(Entries supplied):
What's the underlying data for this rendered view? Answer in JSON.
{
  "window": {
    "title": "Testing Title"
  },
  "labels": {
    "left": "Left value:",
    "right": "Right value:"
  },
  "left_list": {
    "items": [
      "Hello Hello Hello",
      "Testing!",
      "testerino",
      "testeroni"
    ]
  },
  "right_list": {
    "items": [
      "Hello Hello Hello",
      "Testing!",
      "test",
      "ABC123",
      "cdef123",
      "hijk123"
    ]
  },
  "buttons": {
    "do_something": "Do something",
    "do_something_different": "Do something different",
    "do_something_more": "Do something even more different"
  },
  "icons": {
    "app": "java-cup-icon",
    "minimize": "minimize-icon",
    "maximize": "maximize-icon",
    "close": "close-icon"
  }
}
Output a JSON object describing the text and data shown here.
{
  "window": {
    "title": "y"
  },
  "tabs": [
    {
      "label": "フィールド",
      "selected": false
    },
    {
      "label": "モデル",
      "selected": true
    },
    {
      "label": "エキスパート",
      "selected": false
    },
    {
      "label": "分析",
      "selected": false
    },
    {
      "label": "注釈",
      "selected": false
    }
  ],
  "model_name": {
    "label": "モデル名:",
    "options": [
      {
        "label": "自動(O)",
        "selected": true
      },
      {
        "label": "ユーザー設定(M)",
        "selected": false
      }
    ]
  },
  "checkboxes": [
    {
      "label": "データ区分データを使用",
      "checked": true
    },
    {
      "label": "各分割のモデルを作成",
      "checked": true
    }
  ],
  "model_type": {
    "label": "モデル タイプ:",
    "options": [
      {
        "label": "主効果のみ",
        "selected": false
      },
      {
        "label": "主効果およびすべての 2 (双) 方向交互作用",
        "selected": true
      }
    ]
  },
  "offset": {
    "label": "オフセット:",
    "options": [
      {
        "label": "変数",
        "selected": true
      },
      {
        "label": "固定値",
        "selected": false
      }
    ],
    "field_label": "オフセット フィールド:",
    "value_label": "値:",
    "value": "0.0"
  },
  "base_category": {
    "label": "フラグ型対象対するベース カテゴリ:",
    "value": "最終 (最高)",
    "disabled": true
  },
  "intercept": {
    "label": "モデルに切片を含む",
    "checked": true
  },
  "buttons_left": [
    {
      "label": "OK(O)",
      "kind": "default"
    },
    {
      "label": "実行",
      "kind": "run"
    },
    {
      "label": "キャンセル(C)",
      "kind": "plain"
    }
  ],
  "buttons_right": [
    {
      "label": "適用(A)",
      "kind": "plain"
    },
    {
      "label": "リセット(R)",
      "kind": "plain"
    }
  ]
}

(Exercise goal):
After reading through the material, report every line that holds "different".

(Exercise output):
    "do_something_different": "Do something different",
    "do_something_more": "Do something even more different"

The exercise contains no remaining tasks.